You also find yourself at the mercy of the weather. One wind shift and you’re in trouble, potentially. Campaign fires often create their own weather, so you have to pay attention to the clouds if you can see them. You have to know where the wind normally blows compared with how much the wind is blowing that day. Your situational awareness has to be acute. You’re responsible for your guys; a critical error can get them in trouble. You’re constantly asking yourself: Are you in a good spot? Can we get out of here? If we can’t get out of here, where can we regroup? If you’ve come off the line and come back on, knowing how destructive a fire has already been can also put you on edge.

Then there’s the fire shelter. That’s the most dire situation you can find yourself in. It’s the decision. It’s pushing the button. It’s pulling the pin. It’s what you choose when you have no other options. And it’s not even a guarantee of safety. You have to scratch yourself out a wide spot and the shelter has to be deployed in less than a minute. You deploy it so your feet are pointed toward where the fire is coming. Everyone is in body contact with one another. It can get very quiet among the crew in that moment. You ride it out together.

Fighting fires like these has changed over the years. There’ve been changes to our equipment. There’ve been changes to operations. And there’ve been advances in using computers to forecast fire travel and position ground and aircraft support, which is crucial. Technology will always try to keep up, but there’s a tremendous human element. Ultimately, technology can help, but it can’t think for the guys on the ground.

Turturici is a fire captain in the city of San Mateo, Calif. He was deployed to the 2013 Rim Fire in Yosemite.

TIME Disaster

California Wildfires Still Raging After Burning Homes

The latest wildfire that broke out in Carlsbad on Wednesday is one of several fires dotting Southern California. At least 30 homes were engulfed in flames, causing thousands of evacuations, including from Legoland, the popular amusement park

Updated: May 15, 2014, 7:30 a.m. E.T.

Wildfires whipped along by blustering winds during a massive drought have burned at least 30 homes and forced thousands to flee in southern California, where several blazes continue to burn as of Thursday morning.

At least 15,000 people have been ordered to evacuate their homes in Carlsbad, California, among the towns hardest hit by the wildfires. The Carlsbad fires also forced park officials on Wednesday to shut down Legoland, a local LEGO-themed amusement park.

Cal State San Marcos, a San Diego County college with approximately 10,000 students, and Camp Pendleton, an area Marine Corps base, have also been evacuated.

California Governor Jerry Brown declared a state of emergency late Wednesday after local county officials urged him to do so as firefighting resources ran thin in the face of spreading fires.

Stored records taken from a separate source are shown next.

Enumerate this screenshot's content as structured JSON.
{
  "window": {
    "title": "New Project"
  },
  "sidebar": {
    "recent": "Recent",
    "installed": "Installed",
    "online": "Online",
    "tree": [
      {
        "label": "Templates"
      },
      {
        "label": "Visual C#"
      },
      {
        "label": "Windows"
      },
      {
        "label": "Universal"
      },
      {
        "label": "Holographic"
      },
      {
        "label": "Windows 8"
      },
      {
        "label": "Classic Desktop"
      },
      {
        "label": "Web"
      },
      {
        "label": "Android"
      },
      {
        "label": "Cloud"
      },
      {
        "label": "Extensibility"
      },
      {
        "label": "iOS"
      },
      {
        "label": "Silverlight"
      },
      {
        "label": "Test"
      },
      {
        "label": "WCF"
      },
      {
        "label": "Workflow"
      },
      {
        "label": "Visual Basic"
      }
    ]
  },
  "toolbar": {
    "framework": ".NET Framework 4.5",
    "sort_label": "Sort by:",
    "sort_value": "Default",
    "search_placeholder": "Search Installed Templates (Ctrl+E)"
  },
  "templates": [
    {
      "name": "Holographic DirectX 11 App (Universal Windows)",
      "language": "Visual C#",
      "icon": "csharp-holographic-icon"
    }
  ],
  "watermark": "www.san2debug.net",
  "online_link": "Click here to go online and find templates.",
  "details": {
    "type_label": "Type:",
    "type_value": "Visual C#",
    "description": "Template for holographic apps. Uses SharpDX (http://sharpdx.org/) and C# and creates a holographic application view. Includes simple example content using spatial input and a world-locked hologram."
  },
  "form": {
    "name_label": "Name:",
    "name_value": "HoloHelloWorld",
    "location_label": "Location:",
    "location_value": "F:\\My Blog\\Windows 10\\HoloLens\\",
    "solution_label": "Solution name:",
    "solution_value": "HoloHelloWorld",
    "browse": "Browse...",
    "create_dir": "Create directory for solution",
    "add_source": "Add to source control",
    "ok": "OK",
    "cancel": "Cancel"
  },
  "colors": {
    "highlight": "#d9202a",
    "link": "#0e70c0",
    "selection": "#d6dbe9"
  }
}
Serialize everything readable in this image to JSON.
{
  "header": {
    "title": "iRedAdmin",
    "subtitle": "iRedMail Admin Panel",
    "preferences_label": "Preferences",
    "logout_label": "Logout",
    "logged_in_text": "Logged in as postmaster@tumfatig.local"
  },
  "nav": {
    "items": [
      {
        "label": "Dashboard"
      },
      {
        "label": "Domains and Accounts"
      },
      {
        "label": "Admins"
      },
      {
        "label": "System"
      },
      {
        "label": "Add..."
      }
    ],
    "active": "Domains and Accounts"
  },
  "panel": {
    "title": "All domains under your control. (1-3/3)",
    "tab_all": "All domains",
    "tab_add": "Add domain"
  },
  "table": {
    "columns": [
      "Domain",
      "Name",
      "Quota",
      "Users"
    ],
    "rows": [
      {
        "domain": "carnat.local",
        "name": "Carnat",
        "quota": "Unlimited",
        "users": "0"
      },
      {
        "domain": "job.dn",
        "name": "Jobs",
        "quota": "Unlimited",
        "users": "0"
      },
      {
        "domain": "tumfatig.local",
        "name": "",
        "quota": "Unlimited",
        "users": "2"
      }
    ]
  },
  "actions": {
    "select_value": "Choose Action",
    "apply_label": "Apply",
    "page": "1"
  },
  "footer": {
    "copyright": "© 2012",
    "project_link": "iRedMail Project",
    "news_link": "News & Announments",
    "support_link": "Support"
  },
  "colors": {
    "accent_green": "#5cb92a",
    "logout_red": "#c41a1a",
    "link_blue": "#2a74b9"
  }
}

The cause of the fires is not known, but officials say temperatures reaching into the 100s and the ongoing drought in the region make the area ripe for wildfires.

Two firefighters have been injured fighting the blazes, one with a heat-related injury and another due to smoke inhalation.

[LA Times]

TIME weather

Wildfire Rages Near San Diego

California officials have battled double the average number of blazes so far this year. This latest fire spurred the evacuation of 20,000 homes in and around San Diego

Your browser, Internet Explorer 8 or below, is out of date. It has known security flaws and may not display all features of this and other websites.

Learn how to update your browser

Get every new post delivered to your Inbox.

Join 46,529 other followers